Asked to identify their primary job-related concern, 79 percent of Virgin Islands public officers who took a recent survey mentioned insufficient pay.
Those concerns may soon be addressed with the start of a nine-month compensation review for public service employees.
Leaders shared the details of the plan at a launch ceremony on Oct. 10 at the BVI Financial Services Commission offices.
During the event, Premier Dr. Natalio “Sowande” Wheatley said such a review should take place every two to three years, but one hasn’t taken place in the territory for two decades.
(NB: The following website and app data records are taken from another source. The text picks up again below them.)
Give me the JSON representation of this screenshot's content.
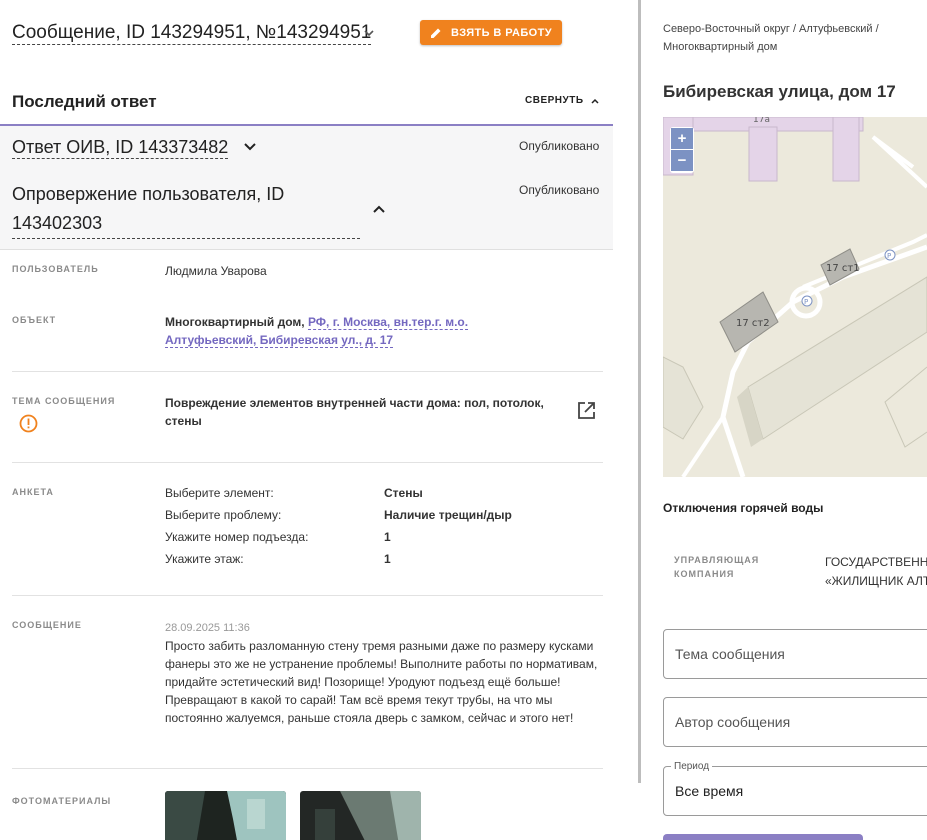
{
  "header": {
    "title": "Сообщение, ID 143294951, №143294951",
    "take_button": "ВЗЯТЬ В РАБОТУ"
  },
  "last_answer": {
    "heading": "Последний ответ",
    "collapse_label": "СВЕРНУТЬ",
    "answers": [
      {
        "title": "Ответ ОИВ, ID 143373482",
        "status": "Опубликовано"
      },
      {
        "title": "Опровержение пользователя, ID 143402303",
        "status": "Опубликовано"
      }
    ]
  },
  "fields": {
    "user_label": "ПОЛЬЗОВАТЕЛЬ",
    "user_value": "Людмила Уварова",
    "object_label": "ОБЪЕКТ",
    "object_type": "Многоквартирный дом,",
    "object_link_1": "РФ, г. Москва, вн.тер.г. м.о.",
    "object_link_2": "Алтуфьевский, Бибиревская ул., д. 17",
    "topic_label": "ТЕМА СООБЩЕНИЯ",
    "topic_value": "Повреждение элементов внутренней части дома: пол, потолок, стены",
    "survey_label": "АНКЕТА",
    "survey": [
      {
        "q": "Выберите элемент:",
        "a": "Стены"
      },
      {
        "q": "Выберите проблему:",
        "a": "Наличие трещин/дыр"
      },
      {
        "q": "Укажите номер подъезда:",
        "a": "1"
      },
      {
        "q": "Укажите этаж:",
        "a": "1"
      }
    ],
    "message_label": "СООБЩЕНИЕ",
    "message_date": "28.09.2025 11:36",
    "message_text": "Просто забить разломанную стену тремя разными даже по размеру кусками фанеры это же не устранение проблемы! Выполните работы по нормативам, придайте эстетический вид! Позорище! Уродуют подъезд ещё больше! Превращают в какой то сарай! Там всё время текут трубы, на что мы постоянно жалуемся, раньше стояла дверь с замком, сейчас и этого нет!",
    "photos_label": "ФОТОМАТЕРИАЛЫ"
  },
  "right": {
    "breadcrumb": "Северо-Восточный округ / Алтуфьевский / Многоквартирный дом",
    "address": "Бибиревская улица, дом 17",
    "map": {
      "zoom_in": "+",
      "zoom_out": "−",
      "labels": [
        "17а",
        "17 ст1",
        "17 ст2",
        "P",
        "P"
      ]
    },
    "hot_water": "Отключения горячей воды",
    "uk_label": "УПРАВЛЯЮЩАЯ КОМПАНИЯ",
    "uk_value_1": "ГОСУДАРСТВЕНН",
    "uk_value_2": "«ЖИЛИЩНИК АЛТ",
    "topic_placeholder": "Тема сообщения",
    "author_placeholder": "Автор сообщения",
    "period_label": "Период",
    "period_value": "Все время"
  },
  "colors": {
    "accent_orange": "#f0821e",
    "accent_purple": "#8b7fc4",
    "link_purple": "#7468c0",
    "warning": "#f0821e"
  }
}
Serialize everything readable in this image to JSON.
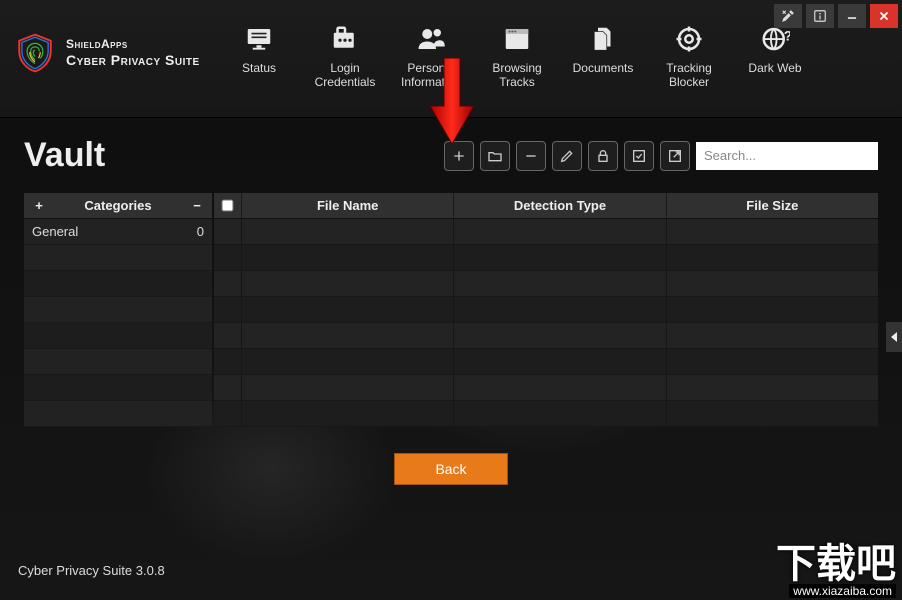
{
  "brand": {
    "line1": "ShieldApps",
    "line2": "Cyber Privacy Suite"
  },
  "nav": {
    "status": "Status",
    "login": "Login Credentials",
    "personal": "Personal Information",
    "browsing": "Browsing Tracks",
    "documents": "Documents",
    "tracking": "Tracking Blocker",
    "darkweb": "Dark Web"
  },
  "page": {
    "title": "Vault"
  },
  "toolbar": {
    "search_placeholder": "Search..."
  },
  "categories": {
    "header": "Categories",
    "items": [
      {
        "name": "General",
        "count": "0"
      }
    ]
  },
  "grid": {
    "headers": {
      "filename": "File Name",
      "detection": "Detection Type",
      "filesize": "File Size"
    }
  },
  "buttons": {
    "back": "Back"
  },
  "footer": {
    "version": "Cyber Privacy Suite 3.0.8"
  },
  "watermark": {
    "cn": "下载吧",
    "url": "www.xiazaiba.com"
  }
}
Cabinet agreed to a salary review in January 2021, and the premier signed a $302,103 contract with the Trinidad and Tobago-based office of PricewaterhouseCoopers International Limited on Sept. 27.
This contract allowed the Deputy Governor’s Office to engage the company to lead the review, according to DGO Permanent Secretary Sharleen DaBreo-Lettsome.
By the end of the nine months, she added, the territory should have a model for creating a more competitive public service that rewards workers’ competencies rather than focusing on position titles.
The new system will help establish base pay for various jobs while also creating space for performance bonuses and other benefits and helping to plan for compensation to keep pace with inflation and market values over time, according to Ms. DaBreoLettsome.
She added that groups from within the public service will work alongside the consultants.
Compensation for public officers has been a longstanding issue, with teachers holding a “sickout” in November 2021 prompted by overdue stipends and backpay, crumbling infrastructure, and otherwise lacking resources.
Dr. Wheatley acknowledged in his remarks on Oct. 10 that adjusting compensation will affect the territory’s budget.
However, he noted that much has changed since the last review in 2002. The population has grown significantly, and the demand for public services has grown with it, he said.
He added that signing the contract cemented the government’s commitment to proper compensation.
“Some say we cannot afford to compensate public officers what they are worth. To them, I say we cannot afford not to,” he said. “Every month, we lose a high-quality public officer to the private sector or even to the United States, Canada or the United Kingdom. In order to retain the best talent, you have to provide fair compensation and benefits. We must also bring more value to the critical areas that help our society to grow.”
Ms. DaBreo-Lettsome said a 2017 survey showed about 2,400 people were working with the public service. A report on last year’s Standing Finance Committee deliberations late last year showed that 300 officers were in a position to retire and another 300 were approaching the 20-year mark.
“This is quite a serious situation for us to consider, and we must have ways of continuing to build capacity and ensuring that we are maintaining the level of quality of public officers as we move forward,” Ms. DaBreo-Lettsome said.
Dr. Wheatley said affirmation needs to come in ways besides a paycheque as well, including lifting morale and creating a “culture of excellence.”
The premier said he looks forward to working with the Civil Service Association, the BVI Teachers Union, the Police Welfare Association and other advocacy groups to assess their needs.
Governor John Rankin agreed that the review is needed to help support a top-class public service that values the importance of technical and specialist skills as well.
“But we also need a fair and transparent system, ensuring that we always remain an equal-opportunity public service, valuing staff in their varying diversities,” he said.
Once the review is complete, he said, the government will need to consider the recommendations and decide how best to move forward, taking into account the “overall demands of the public purse.”
“But I’m confident that we’re all committed to having a properly rewarded public service delivering to the highest standard,” he added.